§ Exercise goal:
Line by line, copy all of the data exactly.

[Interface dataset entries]
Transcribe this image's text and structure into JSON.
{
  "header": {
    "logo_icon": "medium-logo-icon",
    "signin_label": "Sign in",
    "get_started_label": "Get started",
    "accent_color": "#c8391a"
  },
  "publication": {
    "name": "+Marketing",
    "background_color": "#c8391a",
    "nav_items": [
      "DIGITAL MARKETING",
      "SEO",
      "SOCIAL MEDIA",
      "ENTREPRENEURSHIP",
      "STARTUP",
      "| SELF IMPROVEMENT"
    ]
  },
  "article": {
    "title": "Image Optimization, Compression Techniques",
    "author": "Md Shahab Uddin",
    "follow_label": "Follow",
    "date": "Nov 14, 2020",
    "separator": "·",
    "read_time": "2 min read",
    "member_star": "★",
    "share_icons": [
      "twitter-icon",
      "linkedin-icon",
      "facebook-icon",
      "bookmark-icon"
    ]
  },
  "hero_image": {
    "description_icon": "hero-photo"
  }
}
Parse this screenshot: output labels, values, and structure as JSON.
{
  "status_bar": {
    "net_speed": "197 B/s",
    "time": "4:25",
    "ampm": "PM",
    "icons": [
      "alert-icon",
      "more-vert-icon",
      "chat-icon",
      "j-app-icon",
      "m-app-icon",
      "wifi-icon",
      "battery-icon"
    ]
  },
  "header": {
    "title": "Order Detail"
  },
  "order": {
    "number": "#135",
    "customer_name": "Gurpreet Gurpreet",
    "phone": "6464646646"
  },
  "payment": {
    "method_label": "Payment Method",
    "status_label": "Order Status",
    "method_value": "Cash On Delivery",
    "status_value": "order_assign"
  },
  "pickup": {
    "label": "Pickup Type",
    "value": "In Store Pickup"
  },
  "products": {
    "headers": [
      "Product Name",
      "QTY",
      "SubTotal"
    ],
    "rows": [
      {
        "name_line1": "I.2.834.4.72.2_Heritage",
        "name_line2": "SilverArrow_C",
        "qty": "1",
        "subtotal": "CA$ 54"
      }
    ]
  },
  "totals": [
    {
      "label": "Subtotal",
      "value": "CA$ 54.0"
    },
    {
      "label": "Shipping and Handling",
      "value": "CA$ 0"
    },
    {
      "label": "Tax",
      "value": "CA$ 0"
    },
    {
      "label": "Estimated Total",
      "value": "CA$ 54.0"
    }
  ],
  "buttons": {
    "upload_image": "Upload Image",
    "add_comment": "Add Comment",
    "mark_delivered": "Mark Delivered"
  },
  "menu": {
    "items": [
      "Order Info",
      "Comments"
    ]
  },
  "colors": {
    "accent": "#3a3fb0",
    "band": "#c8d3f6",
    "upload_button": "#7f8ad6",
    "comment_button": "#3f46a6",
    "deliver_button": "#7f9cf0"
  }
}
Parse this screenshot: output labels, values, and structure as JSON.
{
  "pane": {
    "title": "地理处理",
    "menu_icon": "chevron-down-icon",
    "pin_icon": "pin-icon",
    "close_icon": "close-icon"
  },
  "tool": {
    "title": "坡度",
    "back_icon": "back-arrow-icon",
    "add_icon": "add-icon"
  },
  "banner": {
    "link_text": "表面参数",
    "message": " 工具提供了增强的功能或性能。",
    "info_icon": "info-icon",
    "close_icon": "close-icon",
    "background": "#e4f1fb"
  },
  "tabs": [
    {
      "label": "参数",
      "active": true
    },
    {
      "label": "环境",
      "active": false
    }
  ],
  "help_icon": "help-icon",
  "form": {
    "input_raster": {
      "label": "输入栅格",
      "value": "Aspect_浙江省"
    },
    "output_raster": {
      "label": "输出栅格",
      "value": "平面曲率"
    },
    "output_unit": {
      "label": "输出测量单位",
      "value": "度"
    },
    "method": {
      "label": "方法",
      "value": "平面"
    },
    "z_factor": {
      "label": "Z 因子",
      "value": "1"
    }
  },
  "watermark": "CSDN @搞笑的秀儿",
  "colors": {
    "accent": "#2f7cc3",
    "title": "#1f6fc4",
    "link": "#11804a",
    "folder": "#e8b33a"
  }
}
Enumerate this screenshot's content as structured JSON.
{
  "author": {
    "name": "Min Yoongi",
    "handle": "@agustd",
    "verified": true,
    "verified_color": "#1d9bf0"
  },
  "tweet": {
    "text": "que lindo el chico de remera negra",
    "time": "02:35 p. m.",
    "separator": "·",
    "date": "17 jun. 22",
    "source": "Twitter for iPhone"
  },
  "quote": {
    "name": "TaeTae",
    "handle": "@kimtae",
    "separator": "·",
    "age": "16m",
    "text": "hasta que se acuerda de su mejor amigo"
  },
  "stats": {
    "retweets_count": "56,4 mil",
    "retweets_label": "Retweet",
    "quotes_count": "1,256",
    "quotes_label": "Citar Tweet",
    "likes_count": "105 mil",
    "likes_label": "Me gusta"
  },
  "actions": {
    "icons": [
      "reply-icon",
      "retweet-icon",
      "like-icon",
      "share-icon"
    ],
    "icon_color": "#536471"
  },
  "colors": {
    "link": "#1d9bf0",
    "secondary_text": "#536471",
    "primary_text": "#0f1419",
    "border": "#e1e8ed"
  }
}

§ The completed task:
Transcribe this image's text and structure into JSON.
{
  "header": {
    "logo_icon": "medium-logo-icon",
    "signin_label": "Sign in",
    "get_started_label": "Get started",
    "accent_color": "#c8391a"
  },
  "publication": {
    "name": "+Marketing",
    "background_color": "#c8391a",
    "nav_items": [
      "DIGITAL MARKETING",
      "SEO",
      "SOCIAL MEDIA",
      "ENTREPRENEURSHIP",
      "STARTUP",
      "| SELF IMPROVEMENT"
    ]
  },
  "article": {
    "title": "Image Optimization, Compression Techniques",
    "author": "Md Shahab Uddin",
    "follow_label": "Follow",
    "date": "Nov 14, 2020",
    "separator": "·",
    "read_time": "2 min read",
    "member_star": "★",
    "share_icons": [
      "twitter-icon",
      "linkedin-icon",
      "facebook-icon",
      "bookmark-icon"
    ]
  },
  "hero_image": {
    "description_icon": "hero-photo"
  }
}
Parse this screenshot: output labels, values, and structure as JSON.
{
  "status_bar": {
    "net_speed": "197 B/s",
    "time": "4:25",
    "ampm": "PM",
    "icons": [
      "alert-icon",
      "more-vert-icon",
      "chat-icon",
      "j-app-icon",
      "m-app-icon",
      "wifi-icon",
      "battery-icon"
    ]
  },
  "header": {
    "title": "Order Detail"
  },
  "order": {
    "number": "#135",
    "customer_name": "Gurpreet Gurpreet",
    "phone": "6464646646"
  },
  "payment": {
    "method_label": "Payment Method",
    "status_label": "Order Status",
    "method_value": "Cash On Delivery",
    "status_value": "order_assign"
  },
  "pickup": {
    "label": "Pickup Type",
    "value": "In Store Pickup"
  },
  "products": {
    "headers": [
      "Product Name",
      "QTY",
      "SubTotal"
    ],
    "rows": [
      {
        "name_line1": "I.2.834.4.72.2_Heritage",
        "name_line2": "SilverArrow_C",
        "qty": "1",
        "subtotal": "CA$ 54"
      }
    ]
  },
  "totals": [
    {
      "label": "Subtotal",
      "value": "CA$ 54.0"
    },
    {
      "label": "Shipping and Handling",
      "value": "CA$ 0"
    },
    {
      "label": "Tax",
      "value": "CA$ 0"
    },
    {
      "label": "Estimated Total",
      "value": "CA$ 54.0"
    }
  ],
  "buttons": {
    "upload_image": "Upload Image",
    "add_comment": "Add Comment",
    "mark_delivered": "Mark Delivered"
  },
  "menu": {
    "items": [
      "Order Info",
      "Comments"
    ]
  },
  "colors": {
    "accent": "#3a3fb0",
    "band": "#c8d3f6",
    "upload_button": "#7f8ad6",
    "comment_button": "#3f46a6",
    "deliver_button": "#7f9cf0"
  }
}
Parse this screenshot: output labels, values, and structure as JSON.
{
  "pane": {
    "title": "地理处理",
    "menu_icon": "chevron-down-icon",
    "pin_icon": "pin-icon",
    "close_icon": "close-icon"
  },
  "tool": {
    "title": "坡度",
    "back_icon": "back-arrow-icon",
    "add_icon": "add-icon"
  },
  "banner": {
    "link_text": "表面参数",
    "message": " 工具提供了增强的功能或性能。",
    "info_icon": "info-icon",
    "close_icon": "close-icon",
    "background": "#e4f1fb"
  },
  "tabs": [
    {
      "label": "参数",
      "active": true
    },
    {
      "label": "环境",
      "active": false
    }
  ],
  "help_icon": "help-icon",
  "form": {
    "input_raster": {
      "label": "输入栅格",
      "value": "Aspect_浙江省"
    },
    "output_raster": {
      "label": "输出栅格",
      "value": "平面曲率"
    },
    "output_unit": {
      "label": "输出测量单位",
      "value": "度"
    },
    "method": {
      "label": "方法",
      "value": "平面"
    },
    "z_factor": {
      "label": "Z 因子",
      "value": "1"
    }
  },
  "watermark": "CSDN @搞笑的秀儿",
  "colors": {
    "accent": "#2f7cc3",
    "title": "#1f6fc4",
    "link": "#11804a",
    "folder": "#e8b33a"
  }
}
Enumerate this screenshot's content as structured JSON.
{
  "author": {
    "name": "Min Yoongi",
    "handle": "@agustd",
    "verified": true,
    "verified_color": "#1d9bf0"
  },
  "tweet": {
    "text": "que lindo el chico de remera negra",
    "time": "02:35 p. m.",
    "separator": "·",
    "date": "17 jun. 22",
    "source": "Twitter for iPhone"
  },
  "quote": {
    "name": "TaeTae",
    "handle": "@kimtae",
    "separator": "·",
    "age": "16m",
    "text": "hasta que se acuerda de su mejor amigo"
  },
  "stats": {
    "retweets_count": "56,4 mil",
    "retweets_label": "Retweet",
    "quotes_count": "1,256",
    "quotes_label": "Citar Tweet",
    "likes_count": "105 mil",
    "likes_label": "Me gusta"
  },
  "actions": {
    "icons": [
      "reply-icon",
      "retweet-icon",
      "like-icon",
      "share-icon"
    ],
    "icon_color": "#536471"
  },
  "colors": {
    "link": "#1d9bf0",
    "secondary_text": "#536471",
    "primary_text": "#0f1419",
    "border": "#e1e8ed"
  }
}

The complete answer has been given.